◆ Task statement:
Go line by line through the records below. Copy whichever lines contain the string "value".

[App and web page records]
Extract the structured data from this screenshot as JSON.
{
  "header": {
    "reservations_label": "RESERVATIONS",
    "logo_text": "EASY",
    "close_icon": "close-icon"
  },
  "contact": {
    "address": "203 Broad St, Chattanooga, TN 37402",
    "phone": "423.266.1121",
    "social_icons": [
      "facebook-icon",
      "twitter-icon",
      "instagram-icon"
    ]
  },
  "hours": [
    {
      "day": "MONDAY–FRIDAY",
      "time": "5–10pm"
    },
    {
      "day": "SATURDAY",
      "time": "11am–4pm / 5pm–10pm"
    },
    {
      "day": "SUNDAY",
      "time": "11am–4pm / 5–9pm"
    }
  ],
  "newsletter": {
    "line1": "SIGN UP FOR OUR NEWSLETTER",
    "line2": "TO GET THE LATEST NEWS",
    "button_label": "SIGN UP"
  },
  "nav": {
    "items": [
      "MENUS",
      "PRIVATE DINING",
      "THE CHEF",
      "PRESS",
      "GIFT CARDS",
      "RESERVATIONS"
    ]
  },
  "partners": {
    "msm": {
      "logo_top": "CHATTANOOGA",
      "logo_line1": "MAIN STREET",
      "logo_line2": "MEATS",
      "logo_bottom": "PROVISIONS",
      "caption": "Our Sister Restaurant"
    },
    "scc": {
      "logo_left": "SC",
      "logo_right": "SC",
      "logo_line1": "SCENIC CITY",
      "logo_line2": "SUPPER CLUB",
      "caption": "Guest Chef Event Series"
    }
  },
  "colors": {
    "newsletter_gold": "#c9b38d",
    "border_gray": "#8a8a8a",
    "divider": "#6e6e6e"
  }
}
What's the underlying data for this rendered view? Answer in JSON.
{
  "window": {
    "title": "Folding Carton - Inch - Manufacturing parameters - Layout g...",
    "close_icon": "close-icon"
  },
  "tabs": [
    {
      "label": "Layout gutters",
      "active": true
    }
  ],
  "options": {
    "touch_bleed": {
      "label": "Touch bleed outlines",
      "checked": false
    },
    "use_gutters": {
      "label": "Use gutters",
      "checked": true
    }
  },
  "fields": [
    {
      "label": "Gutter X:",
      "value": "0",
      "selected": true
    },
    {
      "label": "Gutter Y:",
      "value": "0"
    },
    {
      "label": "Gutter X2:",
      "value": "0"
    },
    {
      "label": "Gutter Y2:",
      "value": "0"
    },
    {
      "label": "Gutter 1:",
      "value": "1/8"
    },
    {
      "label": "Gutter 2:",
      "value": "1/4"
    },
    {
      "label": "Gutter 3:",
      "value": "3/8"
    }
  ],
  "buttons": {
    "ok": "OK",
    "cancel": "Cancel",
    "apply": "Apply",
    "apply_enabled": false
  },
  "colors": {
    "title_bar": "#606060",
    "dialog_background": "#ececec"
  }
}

◆ Task response:
      "value": "0",
      "value": "0"
      "value": "0"
      "value": "0"
      "value": "1/8"
      "value": "1/4"
      "value": "3/8"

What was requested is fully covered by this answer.